A YOUNG accountant turned to dealing drugs when he found himself in £30,000 of debt after he was “lured” into an unsuccessful Forex trading scheme.

Jacob Alexander Lindsay Brown opened his account with the trader when he was 18 – but his plan to earn extra money backfired.

He had taken £30,000 of bank loans to cover his debts but was struggling to keep up repayments.

Brown was spared an immediate prison sentence on Tuesday (July 5) after the judge was impressed with his progress.

Brown’s illicit activities were discovered when police stopped his black Hyundai on Station Road in Calne late on October 23, 2020.

Prosecutor Andrew Pickett told Swindon Crown Court that a search of the car revealed four clear bags of white powder, which turned out to be ketamine, as well as bags, scales, a grinder, a spoon and a small funnel in the fuse box next to the steering wheel.

The now 21-year-old ran off, but stopped voluntarily and told officers: “My life is over.”

Mr Pickett added that almost £5,000 of cash was located under the driver’s seat – that he later told police he owed to his dealer. More drugs were also found in a suitcase under his bed at his parents’ house.
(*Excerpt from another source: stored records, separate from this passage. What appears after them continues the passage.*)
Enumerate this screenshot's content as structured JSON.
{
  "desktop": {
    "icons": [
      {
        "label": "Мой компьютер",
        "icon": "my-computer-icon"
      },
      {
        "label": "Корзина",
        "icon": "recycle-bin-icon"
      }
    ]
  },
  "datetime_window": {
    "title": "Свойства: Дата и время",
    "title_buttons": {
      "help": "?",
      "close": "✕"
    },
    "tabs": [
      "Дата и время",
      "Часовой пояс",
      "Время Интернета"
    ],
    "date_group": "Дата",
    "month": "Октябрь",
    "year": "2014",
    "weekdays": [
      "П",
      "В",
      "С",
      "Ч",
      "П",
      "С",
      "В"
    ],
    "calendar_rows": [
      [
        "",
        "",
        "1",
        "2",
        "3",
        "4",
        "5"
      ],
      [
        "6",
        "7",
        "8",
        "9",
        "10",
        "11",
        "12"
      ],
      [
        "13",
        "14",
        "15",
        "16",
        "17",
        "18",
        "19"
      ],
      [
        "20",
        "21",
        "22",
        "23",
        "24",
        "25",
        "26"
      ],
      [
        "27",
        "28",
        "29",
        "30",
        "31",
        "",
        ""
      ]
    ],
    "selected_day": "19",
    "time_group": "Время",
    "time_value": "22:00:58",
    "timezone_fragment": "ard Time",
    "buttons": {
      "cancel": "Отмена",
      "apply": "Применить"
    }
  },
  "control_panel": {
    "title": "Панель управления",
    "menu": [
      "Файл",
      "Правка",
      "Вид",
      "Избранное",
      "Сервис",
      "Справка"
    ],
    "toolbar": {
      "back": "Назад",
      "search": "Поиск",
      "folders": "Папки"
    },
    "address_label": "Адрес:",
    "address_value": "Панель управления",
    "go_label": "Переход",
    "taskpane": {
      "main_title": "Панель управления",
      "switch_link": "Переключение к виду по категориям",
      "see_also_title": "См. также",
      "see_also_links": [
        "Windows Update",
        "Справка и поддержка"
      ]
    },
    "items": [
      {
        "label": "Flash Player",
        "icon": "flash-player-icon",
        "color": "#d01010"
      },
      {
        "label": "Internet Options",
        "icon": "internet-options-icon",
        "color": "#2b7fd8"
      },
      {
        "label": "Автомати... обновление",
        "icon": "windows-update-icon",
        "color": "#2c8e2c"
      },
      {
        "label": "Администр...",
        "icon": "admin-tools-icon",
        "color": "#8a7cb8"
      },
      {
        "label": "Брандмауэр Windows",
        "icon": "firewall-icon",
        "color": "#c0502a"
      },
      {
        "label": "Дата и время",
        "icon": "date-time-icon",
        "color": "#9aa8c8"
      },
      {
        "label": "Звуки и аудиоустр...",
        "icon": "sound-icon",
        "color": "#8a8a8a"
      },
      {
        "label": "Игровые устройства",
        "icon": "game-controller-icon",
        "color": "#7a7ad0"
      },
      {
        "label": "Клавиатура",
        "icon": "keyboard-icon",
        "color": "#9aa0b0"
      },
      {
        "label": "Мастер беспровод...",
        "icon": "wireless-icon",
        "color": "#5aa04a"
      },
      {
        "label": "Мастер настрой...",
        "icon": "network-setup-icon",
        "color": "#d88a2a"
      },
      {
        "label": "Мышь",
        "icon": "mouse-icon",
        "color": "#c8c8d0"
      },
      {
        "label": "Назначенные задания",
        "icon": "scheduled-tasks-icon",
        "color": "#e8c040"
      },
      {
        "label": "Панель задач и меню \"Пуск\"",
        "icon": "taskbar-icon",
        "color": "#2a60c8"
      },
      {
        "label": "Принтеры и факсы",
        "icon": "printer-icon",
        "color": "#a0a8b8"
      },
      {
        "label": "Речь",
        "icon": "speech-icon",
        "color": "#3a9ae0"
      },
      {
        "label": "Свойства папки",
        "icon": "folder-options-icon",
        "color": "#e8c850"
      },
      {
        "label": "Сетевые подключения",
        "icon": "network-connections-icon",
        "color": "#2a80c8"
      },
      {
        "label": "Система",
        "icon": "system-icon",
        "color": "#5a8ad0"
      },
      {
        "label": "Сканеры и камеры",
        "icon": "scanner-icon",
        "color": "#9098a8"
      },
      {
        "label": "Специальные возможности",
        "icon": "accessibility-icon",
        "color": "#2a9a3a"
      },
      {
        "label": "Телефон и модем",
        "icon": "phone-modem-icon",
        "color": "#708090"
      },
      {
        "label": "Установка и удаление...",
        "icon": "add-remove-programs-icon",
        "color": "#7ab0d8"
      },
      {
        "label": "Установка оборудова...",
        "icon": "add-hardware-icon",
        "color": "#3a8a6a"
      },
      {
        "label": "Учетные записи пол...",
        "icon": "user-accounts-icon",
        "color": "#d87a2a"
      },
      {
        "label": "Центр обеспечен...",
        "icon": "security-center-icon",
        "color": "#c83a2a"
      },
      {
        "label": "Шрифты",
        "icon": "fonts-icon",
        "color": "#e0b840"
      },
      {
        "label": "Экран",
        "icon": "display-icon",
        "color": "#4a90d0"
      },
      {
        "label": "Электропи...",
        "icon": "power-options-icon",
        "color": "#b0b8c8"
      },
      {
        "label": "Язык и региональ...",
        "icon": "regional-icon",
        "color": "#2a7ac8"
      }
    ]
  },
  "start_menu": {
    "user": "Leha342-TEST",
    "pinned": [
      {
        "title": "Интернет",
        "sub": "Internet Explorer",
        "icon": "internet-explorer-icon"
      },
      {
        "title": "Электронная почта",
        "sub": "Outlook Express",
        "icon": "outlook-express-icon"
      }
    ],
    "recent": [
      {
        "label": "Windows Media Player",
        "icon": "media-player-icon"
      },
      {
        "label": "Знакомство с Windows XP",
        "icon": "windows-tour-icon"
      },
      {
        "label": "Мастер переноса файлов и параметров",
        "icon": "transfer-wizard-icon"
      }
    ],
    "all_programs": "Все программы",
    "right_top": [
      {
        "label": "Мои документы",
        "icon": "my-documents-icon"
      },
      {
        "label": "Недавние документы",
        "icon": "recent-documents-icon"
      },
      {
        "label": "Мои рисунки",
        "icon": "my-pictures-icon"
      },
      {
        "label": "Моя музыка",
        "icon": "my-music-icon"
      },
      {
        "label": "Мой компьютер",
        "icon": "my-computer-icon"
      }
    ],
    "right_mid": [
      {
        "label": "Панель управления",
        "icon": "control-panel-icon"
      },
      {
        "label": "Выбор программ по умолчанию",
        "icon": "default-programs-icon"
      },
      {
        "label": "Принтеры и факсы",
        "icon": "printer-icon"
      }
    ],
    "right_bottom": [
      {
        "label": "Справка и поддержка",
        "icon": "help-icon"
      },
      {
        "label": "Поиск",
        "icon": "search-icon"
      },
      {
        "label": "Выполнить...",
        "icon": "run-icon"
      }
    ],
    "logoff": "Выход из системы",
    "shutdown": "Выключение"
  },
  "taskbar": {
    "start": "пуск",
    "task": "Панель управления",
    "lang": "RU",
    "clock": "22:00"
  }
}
The ketamine, a Class B drug, was found to have a value of between £2,850 and £3,990.

Defending, Giles Nelson said that his client “panicked” when he ran away from police but “stopped of his own volition”.

“Forex applications and trading accounts are being shunted around teenagers on various social media platforms and present themselves as a sophisticated way of being a city trader, but he’s in sixth form college.

“They get lured into it as a way to seem smart, but they’re just gambling entities.

“It’s an enormous trap really. His issue is not an issue with drugs, it’s an addictive behaviour pattern.”

But, Mr Nelson said he has “faced up to” it and has used the almost two-year delay in the case positively, by working two jobs, seven days a week, to start paying back his debts.

Mr Nelson said that he does not pose a risk of danger to the public, and that punishment can be achieved in the community. He asked for a suspended sentence.

Judge Jason Taylor QC said in sentencing that the quantity of the drugs, almost 200 grams, was “significant”, which moved it further up the sentencing range.

He also factored in a caution he received for possessing ketamine in 2019.

“The reality is you were a young man that was lured into a money-making scheme that didn’t live up to expectations, with hindsight I’m sure you can see there were elements of naivety.

“You thought the best way out was doing what you were doing.

“I have to recognise this was committed almost two years ago and I have to recognise how you’ve used that period, and that impresses me.

“This will affect your career and there’s nothing I can do about that.”

When Judge Taylor told Brown, of Marle Hill Parade in Cheltenham, that he would not be going to prison today, he became teary.

Brown’s ten-month prison sentence was suspended for 18 months.

During that time, he must complete 20 rehabilitation activity days, 175 hours of unpaid work and court costs of £425.

The drugs and cash were also confiscated.

“I believe that you have learnt your lesson, I also believe you won’t come before the court again. Don’t let me down,” the judge said as the defendant left the dock.